At the moment, the fuck I want to burn down is this one: that being myself, which necessarily draws attention to myself (because it’s that sort of self), is “attention-seeking behavior.” I want to state for the record that I disagree with this characterization which has followed me around my whole life. I attract strangers of all walks of life because I am interested in humans and their stories, so random humans with stories find me. I talk to them because I like to. I dance when music comes on, even in public, because I like that, too. I sing in public sometimes, not because I’m good, but because I’m moved. No one was harmed by my mediocre voice. I wear a giant, red, woven hat when it rains, though it looks like JJ’s hat from Good Times, because it is large enough to fit all my hair and it keeps the rain off my head. And I like it. I am not seeking attention; attention finds me. I don’t need to be the center of attention; I just often am the center of attention. It is not my job to behave in a way that makes others more comfortable.

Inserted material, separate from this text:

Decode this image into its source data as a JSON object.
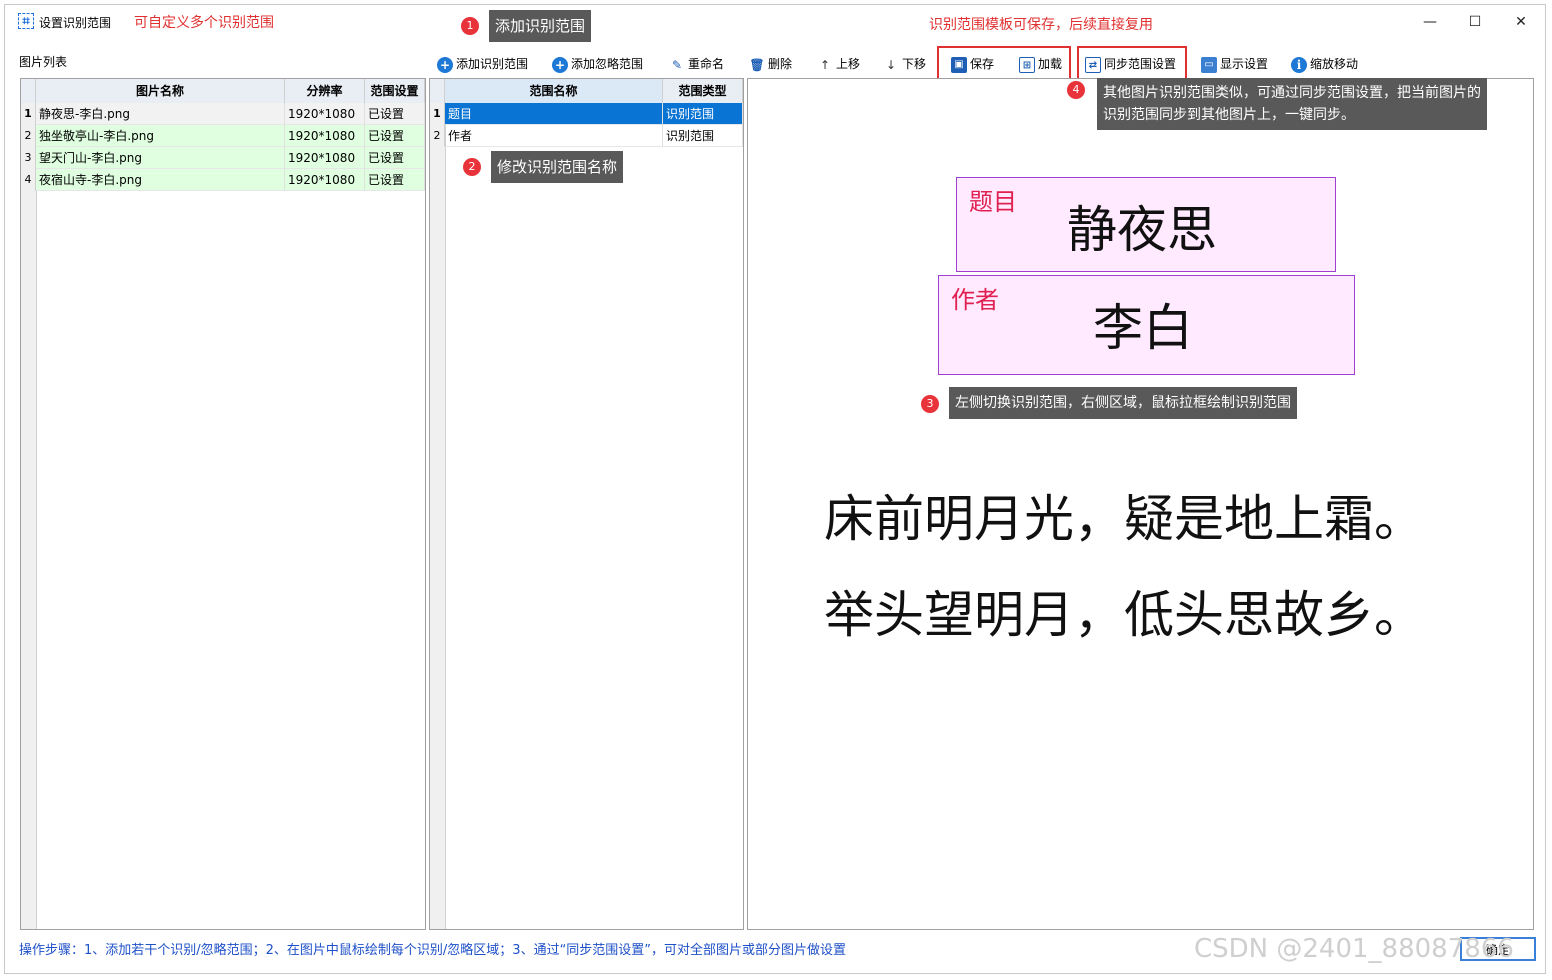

I will say what I want to say, laugh as loudly as I feel like laughing and I will show all my teeth when I smile. I will write whatever I want to write. I will do whatever I want to do, and if it draws attention, so be it. Just because you think it’s inappropriate, doesn’t mean it’s inappropriate. Why should I think anyone else’s idea of propriety is so much more accurate than mine? Little Sujatha is stomping and clapping and throwing her skirt this way and that. Behind her, the singer is ululating that low, guttural howl and off in the corner of the stage, the smoke is rising off the ashen remains of this particular fuck.